proportion, yet in his career as a Tory MP from 1983—92, he was clearly a breath of fresh air through the musty Westminster corridors. He was at best an ineffectual MP for his constituency of Plymouth South but through his diaries, Clark offered a skewed, occasionally very funny view of life under Thatcher. Many have seen him as a latter-day Samuel Pepys detailing the intricacies of power’s dull hierarchies, though it’s probably closer to the truth to say that the man was a philandering free spirit with a gift for writing, contradiction and haughty compassion. A vegetarian who supported hanging but opposed NATO bombing in Kosovo, they don’t build
them like Clark anymore.
This new serialisation of Clark’s diaries starring the ever dependable John Hurt opens with an episode entitled “March of the Grey Men’. Clark has entered parliament with Thatcher having just secured her second term and commits the first of his many embarrassing gaffes. It’s a promising start, and Hurt has some great support from Julia Davis as his unpleasant secretary Jenny Easterbrook, and Jenny Agutter as his potty,

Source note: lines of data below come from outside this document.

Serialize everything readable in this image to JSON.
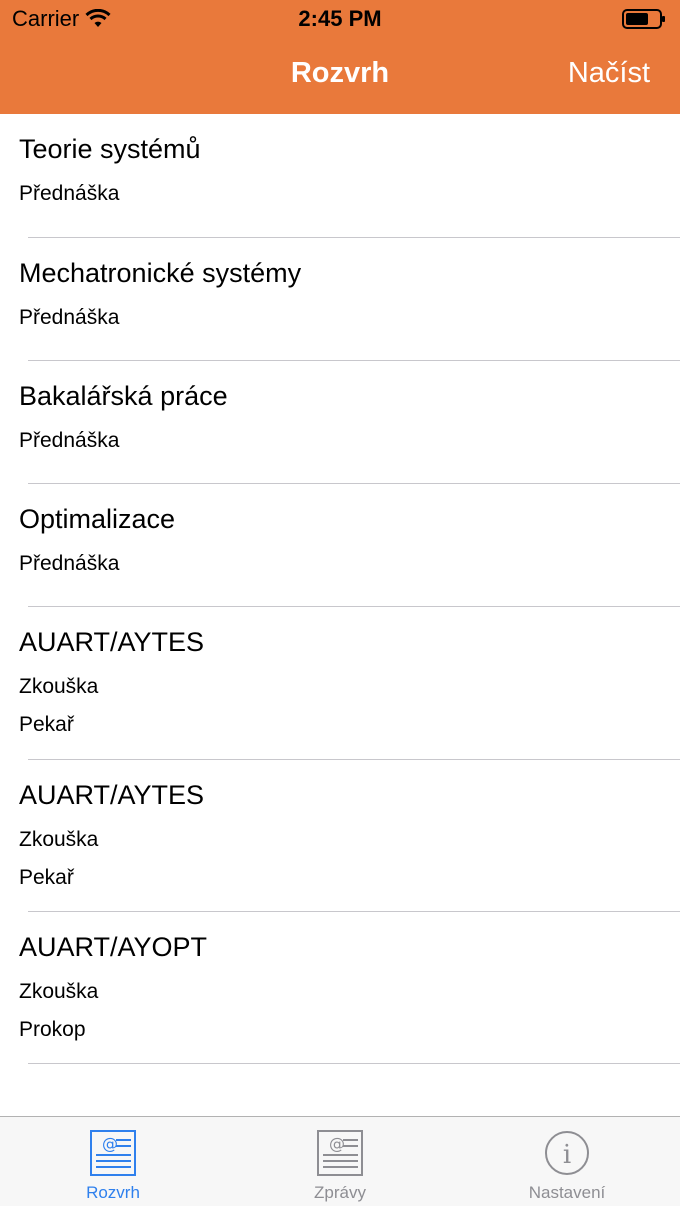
{
  "status_bar": {
    "carrier": "Carrier",
    "time": "2:45 PM"
  },
  "nav": {
    "title": "Rozvrh",
    "right_button": "Načíst",
    "color": "#E9793B"
  },
  "items": [
    {
      "title": "Teorie systémů",
      "lines": [
        "Přednáška"
      ]
    },
    {
      "title": "Mechatronické systémy",
      "lines": [
        "Přednáška"
      ]
    },
    {
      "title": "Bakalářská práce",
      "lines": [
        "Přednáška"
      ]
    },
    {
      "title": "Optimalizace",
      "lines": [
        "Přednáška"
      ]
    },
    {
      "title": "AUART/AYTES",
      "lines": [
        "Zkouška",
        "Pekař"
      ]
    },
    {
      "title": "AUART/AYTES",
      "lines": [
        "Zkouška",
        "Pekař"
      ]
    },
    {
      "title": "AUART/AYOPT",
      "lines": [
        "Zkouška",
        "Prokop"
      ]
    }
  ],
  "tabs": [
    {
      "label": "Rozvrh",
      "icon": "schedule-icon",
      "active": true
    },
    {
      "label": "Zprávy",
      "icon": "news-icon",
      "active": false
    },
    {
      "label": "Nastavení",
      "icon": "info-icon",
      "active": false
    }
  ],
  "colors": {
    "tab_active": "#2F80ED",
    "tab_inactive": "#8E8E93",
    "separator": "#C8C7CC"
  }
}
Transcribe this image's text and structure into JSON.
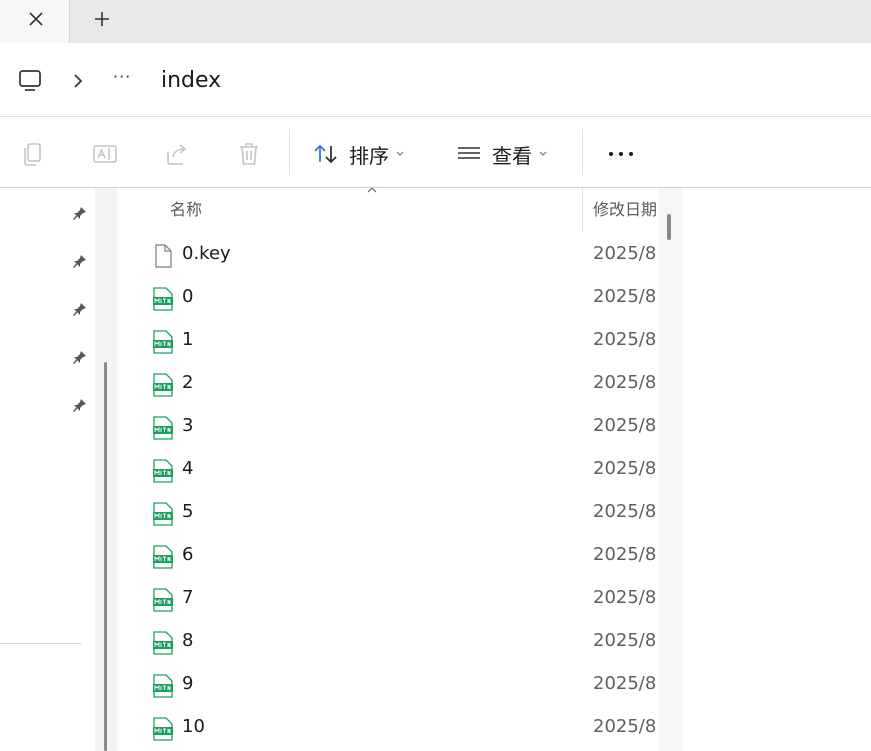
{
  "tabs": {
    "close_icon": "close-icon",
    "new_tab_icon": "plus-icon"
  },
  "address": {
    "more_label": "···",
    "current_folder": "index"
  },
  "toolbar": {
    "sort_label": "排序",
    "view_label": "查看",
    "more_label": "···"
  },
  "columns": {
    "name": "名称",
    "date": "修改日期"
  },
  "files": [
    {
      "name": "0.key",
      "date": "2025/8",
      "type": "generic"
    },
    {
      "name": "0",
      "date": "2025/8",
      "type": "media"
    },
    {
      "name": "1",
      "date": "2025/8",
      "type": "media"
    },
    {
      "name": "2",
      "date": "2025/8",
      "type": "media"
    },
    {
      "name": "3",
      "date": "2025/8",
      "type": "media"
    },
    {
      "name": "4",
      "date": "2025/8",
      "type": "media"
    },
    {
      "name": "5",
      "date": "2025/8",
      "type": "media"
    },
    {
      "name": "6",
      "date": "2025/8",
      "type": "media"
    },
    {
      "name": "7",
      "date": "2025/8",
      "type": "media"
    },
    {
      "name": "8",
      "date": "2025/8",
      "type": "media"
    },
    {
      "name": "9",
      "date": "2025/8",
      "type": "media"
    },
    {
      "name": "10",
      "date": "2025/8",
      "type": "media"
    }
  ],
  "colors": {
    "accent": "#2a7de1",
    "media_icon": "#1aa060"
  }
}
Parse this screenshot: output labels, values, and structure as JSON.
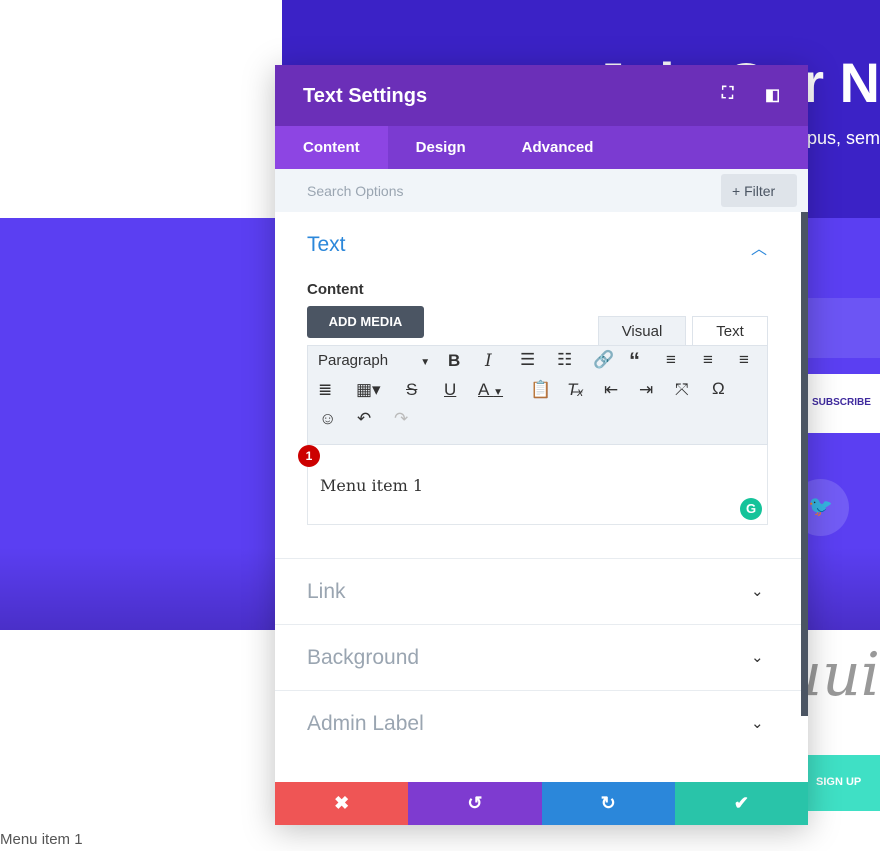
{
  "page": {
    "hero_title": "Join Our N",
    "hero_subtitle": "pus, sem",
    "subscribe_label": "SUBSCRIBE",
    "script_text": "uui",
    "signup_label": "SIGN UP",
    "footer_text": "Menu item 1"
  },
  "modal": {
    "title": "Text Settings",
    "tabs": [
      {
        "label": "Content",
        "active": true
      },
      {
        "label": "Design"
      },
      {
        "label": "Advanced"
      }
    ],
    "search_placeholder": "Search Options",
    "filter_label": "+ Filter",
    "section_title": "Text",
    "content_label": "Content",
    "add_media_label": "ADD MEDIA",
    "editor_tabs": {
      "visual": "Visual",
      "text": "Text"
    },
    "format_select": "Paragraph",
    "editor_content": "Menu item 1",
    "badge_number": "1",
    "sections": [
      {
        "label": "Link"
      },
      {
        "label": "Background"
      },
      {
        "label": "Admin Label"
      }
    ],
    "colors": {
      "header": "#6b2fb8",
      "tabs": "#7b3bd1",
      "cancel": "#ef5555",
      "undo": "#7e3bd0",
      "redo": "#2b87da",
      "save": "#29c4a9"
    }
  }
}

put-upon wife, Jane.
Budget restrictions appear to have constricted this drama with too little attention paid to the period detail. Also, the Clark of the diaries was an overly confident illusionist and intelligent toff; on screen this can sometimes translate as misguided and inept, but in relation to his peers he was only marginally 50. Still one to watch for fans of this doughty parliamentarian. (Paul Dale)
8—22 Jan 2004 THE LIST 95